Potential leak in China nuclear plant facing 'performance issue': Report
Framotome had written to the US Department of Energy warning of an 'imminent radiological threat' and accusing Chinese authorities of raising acceptable limits for radiation outside the plant to avoid having to shut it down
A US media report has revealed the possibility of a potential leak in a Chinese nuclear plant near Hong Kong after its French operator said that the plant is dealing with a "performance issue" linked to a gas build-up.
The Taishan Nuclear Power Plant is jointly owned by China Guangdong Nuclear Power Group and French multinational electric utility Électricité de France, the main owner of Framotome, which helps operate the plant.
CNN reported Monday that Framotome had written to the US Department of Energy warning of an ''imminent radiological threat'' and accusing Chinese authorities of raising acceptable limits for radiation outside the plant to avoid having to shut it down.
EDF, the majority owner of Framatome, said in a statement that it had requested an extraordinary meeting of the power plant's board "for management to present all the data and the necessary decisions".
Framatome said in a statement that it is "supporting a resolution of a performance issue" at the plant.
"According to the data available, the plant is operating within the safety parameters," the company said.
EDF later said that there was an "increase in the concentration of certain noble gases in the primary circuit of reactor no. 1" at Taishan, referring to a part of the reactor's cooling system.
Noble gases are elements like argon, helium and neon which have low chemical reactivity.
Their presence in the system "is a known phenomenon, studied and provided for in the reactor operating procedures," EDF said.
David Fishman, manager at energy-focused consulting group The Lantau Group, said that the presence of noble gases could suggest the problem was caused by a cracked fuel rod.
"When you have a cracked fuel rod... you get a small release potentially of fission materials from inside that cracked fuel rod into the cooling loop, where it wouldn't normally be," he said.
"Failed fuel or cracked fuel is a fairly normal and common, undesirably certainly but not uncommon phenomenon in the nuclear fuel industry."
Citing a letter from Framatome to the US energy department, CNN said the warning included an accusation that the Chinese safety authority was raising the acceptable limits for radiation outside the facility in order to avoid having to shut it down.
But a US official told the broadcaster that the administration of President Joe Biden believes the facility is not yet at "crisis level".
The operator of the power station, state-owned China General Nuclear Power Group (CGN), said in a statement on Sunday evening that "the environmental indicators of Taishan Nuclear Power Plant and its surroundings are normal".
It did not reference any leak or incident at the power station, which it said meets "the requirements of nuclear safety regulations and power plant technical specifications."
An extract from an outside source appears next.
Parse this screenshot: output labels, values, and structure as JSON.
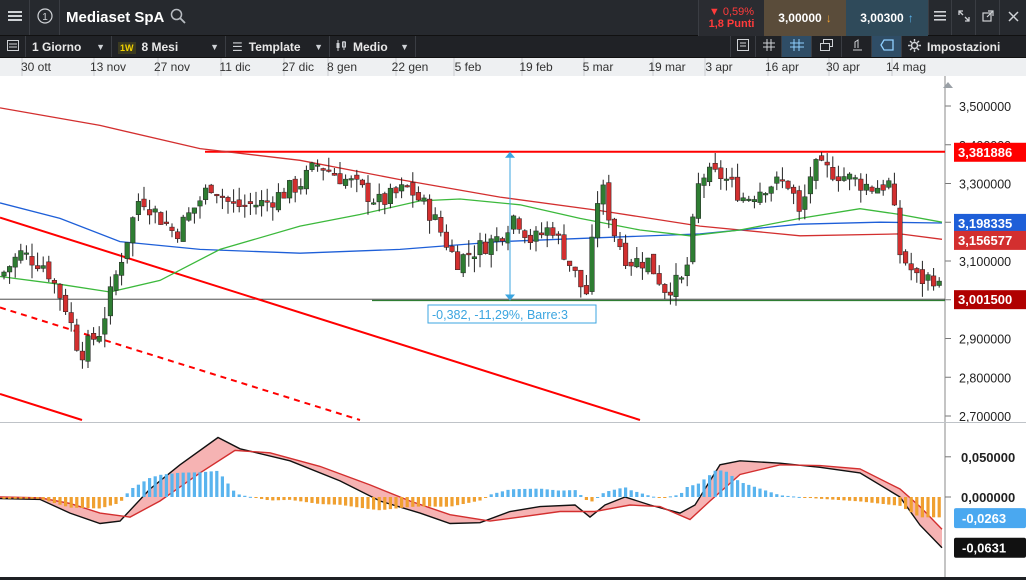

The International Atomic Energy Agency, a UN body, said it had contacted its counterpart in China regarding the issue.
"At this stage, the Agency has no indication that a radiological incident occurred," the IAEA said in a statement, adding that it would share more information "as it becomes available".
If the problem is a cracked fuel rod, said Fishman, it would have to be logged by the Chinese nuclear safety administration with a mitigation report to fix the problem.
What's more, "if (Framatome) were going to transfer over any information that they have gotten from working in the US, they would have to apply for an exemption... because CGN is on the US entity list," he added.
"It is a no-fly zone for any US information, any information or data or technology or IP to go to China."
Powered up in 2018, the Taishan plant was the first worldwide to operate a next-generation EPR nuclear reactor, a pressurised water design that has been subject to years of delays in similar European projects in Britain, France and Finland.
There are now two EPR power units at the plant in the city of Taishan, which sits close to the coastline of southern Guangdong -- China's most populous province.
EPR reactors have been touted as promising advances in safety and efficiency over conventional reactors while producing less waste.
Nuclear plants supplied less than five percent of China's annual electricity needs in 2019, according to the National Energy Administration, but this share is expected to grow as Beijing attempts to become carbon neutral by 2060.
China has 47 nuclear plants with a total generation capacity of 48.75 gigawatts, the world's third-highest after the United States and France and has invested billions of dollars to develop its nuclear energy sector.
Last month Russian President Vladimir Putin and his Chinese counterpart Xi Jinping launched work on Russian-built nuclear power plants in China.
(With inputs from agencies)